We request bill language waiving or repealing the statutory 25% cap on U.S. contributions to U.N. peacekeeping operations. Such language will allow the U.S. to pay its peacekeeping assessments at the full rate negotiated and agreed to by the U.S., and we urge that additional funds are specifically allocated to pay the United States’ $1.079 billion in arrears accrued due to the enforcement of this arbitrary cap.

Further, we urge that no less than $14.5 million be specifically designated for the Conflict Stabilization Operations account, accompanied by language requiring that the Secretary of State provide a report to Congress outlining the mission, objectives and major lines of effort of the Bureau of Conflict and Stabilization Operations over the next four years and criteria for measuring progress toward such objectives.

We urge that you allocate not less than $25 million to the State Department for unarmed civilian protection. Unarmed civilian protection is a proven strategy for the nonviolent direct protection of civilians, the reduction of localized violence and the development of local peace infrastructures in which unarmed, trained civilians live and work with local civil society in conflict zones.

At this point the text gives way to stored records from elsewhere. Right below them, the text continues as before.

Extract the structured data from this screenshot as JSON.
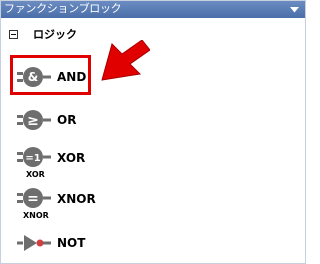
{
  "panel": {
    "title": "ファンクションブロック",
    "collapse_icon": "triangle-down-icon"
  },
  "group": {
    "expander_icon": "minus-box-icon",
    "label": "ロジック"
  },
  "items": [
    {
      "label": "AND",
      "icon_glyph": "&",
      "icon": "and-gate-icon"
    },
    {
      "label": "OR",
      "icon_glyph": "≥",
      "icon": "or-gate-icon"
    },
    {
      "label": "XOR",
      "icon_glyph": "=1",
      "sublabel": "XOR",
      "icon": "xor-gate-icon"
    },
    {
      "label": "XNOR",
      "icon_glyph": "=",
      "sublabel": "XNOR",
      "icon": "xnor-gate-icon"
    },
    {
      "label": "NOT",
      "icon": "not-gate-icon"
    }
  ],
  "annotation": {
    "highlight_color": "#e10000",
    "arrow_color": "#e10000"
  }
}
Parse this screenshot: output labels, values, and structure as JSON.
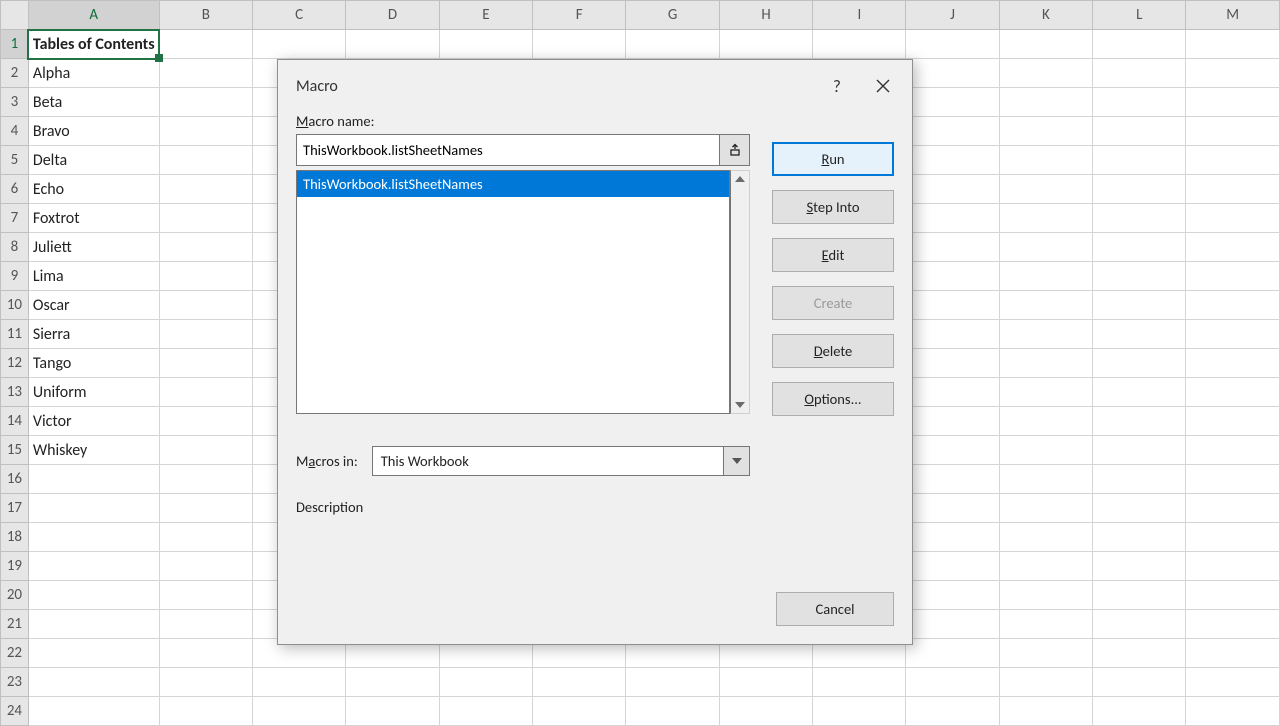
{
  "columns": [
    "A",
    "B",
    "C",
    "D",
    "E",
    "F",
    "G",
    "H",
    "I",
    "J",
    "K",
    "L",
    "M"
  ],
  "rows": [
    {
      "n": 1,
      "A": "Tables of Contents",
      "bold": true,
      "selected": true
    },
    {
      "n": 2,
      "A": "Alpha"
    },
    {
      "n": 3,
      "A": "Beta"
    },
    {
      "n": 4,
      "A": "Bravo"
    },
    {
      "n": 5,
      "A": "Delta"
    },
    {
      "n": 6,
      "A": "Echo"
    },
    {
      "n": 7,
      "A": "Foxtrot"
    },
    {
      "n": 8,
      "A": "Juliett"
    },
    {
      "n": 9,
      "A": "Lima"
    },
    {
      "n": 10,
      "A": "Oscar"
    },
    {
      "n": 11,
      "A": "Sierra"
    },
    {
      "n": 12,
      "A": "Tango"
    },
    {
      "n": 13,
      "A": "Uniform"
    },
    {
      "n": 14,
      "A": "Victor"
    },
    {
      "n": 15,
      "A": "Whiskey"
    },
    {
      "n": 16,
      "A": ""
    },
    {
      "n": 17,
      "A": ""
    },
    {
      "n": 18,
      "A": ""
    },
    {
      "n": 19,
      "A": ""
    },
    {
      "n": 20,
      "A": ""
    },
    {
      "n": 21,
      "A": ""
    },
    {
      "n": 22,
      "A": ""
    },
    {
      "n": 23,
      "A": ""
    },
    {
      "n": 24,
      "A": ""
    }
  ],
  "dialog": {
    "title": "Macro",
    "macro_name_label": "Macro name:",
    "macro_name_value": "ThisWorkbook.listSheetNames",
    "list_items": [
      "ThisWorkbook.listSheetNames"
    ],
    "macros_in_label": "Macros in:",
    "macros_in_value": "This Workbook",
    "description_label": "Description",
    "buttons": {
      "run": "Run",
      "step_into": "Step Into",
      "edit": "Edit",
      "create": "Create",
      "delete": "Delete",
      "options": "Options...",
      "cancel": "Cancel"
    },
    "help_tooltip": "?"
  }
}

Lastly, we urgently request that you help alleviate the unfolding human catastrophe in Afghanistan triggered by the United States’ both rapid withdrawal and seizure of the Afghan Central Bank’s assets. Almost 87% of the UN’s 2022 humanitarian appeal for Afghanistan remains unfilled and the United States must do more to prevent widespread starvation and total economic collapse. We also urge you to work with the administration to ensure the entire $7.1 billion in Afghan reserves, mostly held at the Federal Bank of New York, be made available to the Afghan people to respond to immediate humanitarian needs and support the stabilization of the economy and society over the long-term.

Collectively, these accounts provide critical resources toward preventing outbreaks of violence, healing fractured societies and breaking the cycles of violence over the long term. Thank you for your leadership and continuing support for the vital work of the State Department and USAID to promote American interests, prevent conflict, build peace and save lives.


Alliance for Peacebuilding
American Jewish World Service
Better  World  Campaign
Bridges Faith Initiative
Campaign for a New Myanmar
Center for Civilians in Conflict (CIVIC)
Charity & Security Network
Church of the Brethren, Office of Peacebuilding and Policy
Darfur Women Action Group (DWAG)
Educators’ Institute for Human Rights
The Episcopal Church
Evangelical Lutheran Church in America
Friends Committee on National Legislation
Humanity United Action
International Campaign for the Rohingya
Invisible Children
The Jewish Council for Public Affairs
Mercy Corps
Minnesota Peace Project
The Montreal Institute for Genocide and Human Rights Studies at Concordia University (Montreal)
Never Again Coalition
No Business with Genocide
Nonviolent Peaceforce
Pax Christi USA
Peace Direct
Presbyterian Church (USA)
Refugees International
Search for Common Ground
STAND: The Student-Led Movement to End Mass Atrocities
United Church of Christ, Justice and Local Church Ministries
United Nations Association of the USA
Win Without War
Women’s Action for New Directions (WAND)